No I don’t agree with that, because I am a fan of 3D. I am not saying every film, like Badlapur will never release in 3D, but ABCD 2 releasing in 3D is the best choice because the way you see the dance, you will feel that they are almost near you. The Prabhudeva coin toss or the bubbles coming out and the whole flag thing in the climax, so for action films or adventure films, 3D is the way to go for me.
The dancing in ABCD 2 comes across as a team effort. It is being felt that you emerge as a very fine leader in terms of the way you’re taking everyone together; some of them are very fine dancers in their own right.
This was very difficult for me to be a leader and the best example I will give for this is when I was playing cricket in my building, toh ek captain chunte the aur uske andar log chunte the, toh main hamesha jab captain banta tha toh main haarta tha, always. Matlab sab log out ho jaate the aur main apne aap pe bahut pressure daal deta tha, then I would come for batting aur main bhi out ho jaata tha toh I would be like nahi yaar I am not a leader, maybe I am like a soldier, maybe I am someone who takes direction. So this was almost first time I was trying to be a leader or lead a team. Obviously I’ve matured a lot since then but it was all through seeing Remo sir, through seeing the real Suresh handling his people. Somehow to lead these guys, somehow I needed to win the respect in Dance. And that’s a very sub-conscious level of thought. But why will they respect me if I can’t dance as well as them, if I can’t do the things they are telling me, if I was to use the body double for some of the stunts, if I was arrey main isme nahi dikh raha hoon, I won’t dance in the background. In ABCD2, Remo sir did a smart thing, 10 songs in the film and I am dancing in each and every song. No one else has danced in all the songs. I’ve danced in Prabhu sir’s song in background, I’ve danced in Chunar, and Sun Saathiya also I’ve danced. In every song of the film I had to dance, no matter whose song it is.

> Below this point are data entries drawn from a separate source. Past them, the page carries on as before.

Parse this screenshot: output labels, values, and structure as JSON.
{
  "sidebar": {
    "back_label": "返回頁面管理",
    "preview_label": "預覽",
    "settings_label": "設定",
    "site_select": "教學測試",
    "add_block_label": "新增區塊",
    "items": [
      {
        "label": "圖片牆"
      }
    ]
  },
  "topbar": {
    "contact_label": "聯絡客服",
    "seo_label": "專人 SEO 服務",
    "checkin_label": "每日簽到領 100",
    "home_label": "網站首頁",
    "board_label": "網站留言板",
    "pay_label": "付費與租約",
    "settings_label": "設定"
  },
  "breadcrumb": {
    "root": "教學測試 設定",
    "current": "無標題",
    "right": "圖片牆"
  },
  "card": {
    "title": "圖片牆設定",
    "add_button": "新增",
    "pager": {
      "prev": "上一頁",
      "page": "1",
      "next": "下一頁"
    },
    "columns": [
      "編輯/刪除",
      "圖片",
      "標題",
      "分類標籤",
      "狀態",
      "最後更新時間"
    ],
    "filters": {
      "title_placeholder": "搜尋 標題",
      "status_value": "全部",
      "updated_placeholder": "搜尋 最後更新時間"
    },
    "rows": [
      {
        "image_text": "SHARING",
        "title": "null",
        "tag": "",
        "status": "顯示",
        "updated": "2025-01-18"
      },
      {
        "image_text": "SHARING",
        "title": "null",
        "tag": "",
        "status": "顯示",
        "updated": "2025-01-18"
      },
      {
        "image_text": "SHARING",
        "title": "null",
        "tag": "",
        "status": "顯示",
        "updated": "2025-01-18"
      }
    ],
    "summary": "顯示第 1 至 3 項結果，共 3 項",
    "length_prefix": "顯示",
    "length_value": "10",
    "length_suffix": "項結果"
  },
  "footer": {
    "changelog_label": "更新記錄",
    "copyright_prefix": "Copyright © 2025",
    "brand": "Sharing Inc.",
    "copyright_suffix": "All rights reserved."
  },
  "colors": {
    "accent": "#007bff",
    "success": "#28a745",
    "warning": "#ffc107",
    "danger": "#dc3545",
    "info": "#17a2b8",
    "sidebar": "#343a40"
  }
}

There has been criticism for writing in ABCD 2. It is being said that the dance sequences are some of the best that we’ve seen in the industry, but somewhere writing is something which is not up to the mark. Considering you’ve just done a Badlapur where the writing was really wonderful and now it is expected from Varun that you’ll be taking interest as far as writing of your movies is concerned. Do you feel that the criticism is fair?

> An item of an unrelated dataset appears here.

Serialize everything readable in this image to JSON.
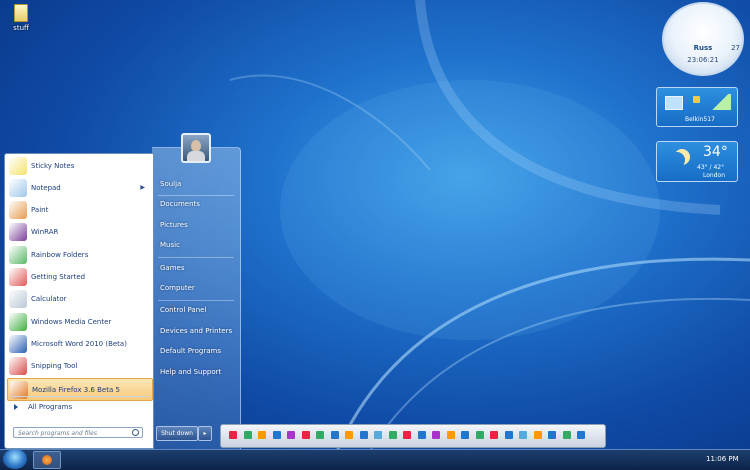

I love the story of the film, honestly. Everyone has a right to critique it but there are so many critics now-a-days that you don’t know who is legitimate and who’s not. I love the story, I love the flow, and when Tushhar and Remo sir told me the story I felt like it’s one of the best stories I’ve heard in recent times, and it’s the original story taken from real life. As far as the screenplay goes, as far as the moments go, these are all real life events. This is something new; we’ve done and there’s spice and masala for everyone to watch this film. It’s not only for pseudo-intellectuals, so I’ll kind of challenge that thought, because when you’re going to the film you’ll see kids are really loving the film, clapping, you’ll see them being happy. I’ve said this before getting into this film that we have aimed this film towards family audience and children. We have kept it that clean. I mean if you’re going for a real conversation, agar 10 ladke Mumbai ke Nalasopara se jaayen Las Vegas, agar unke yahan chori hoti hai toh woh kaise baat karenge? Gaali Galaoch hoti, maar peet hoti, jo kabhi screen pe aa bhi nahi paati. So we had to get a sanitized version of that, and their behavior and try to put it on screen so it’s accessible for everyone to see.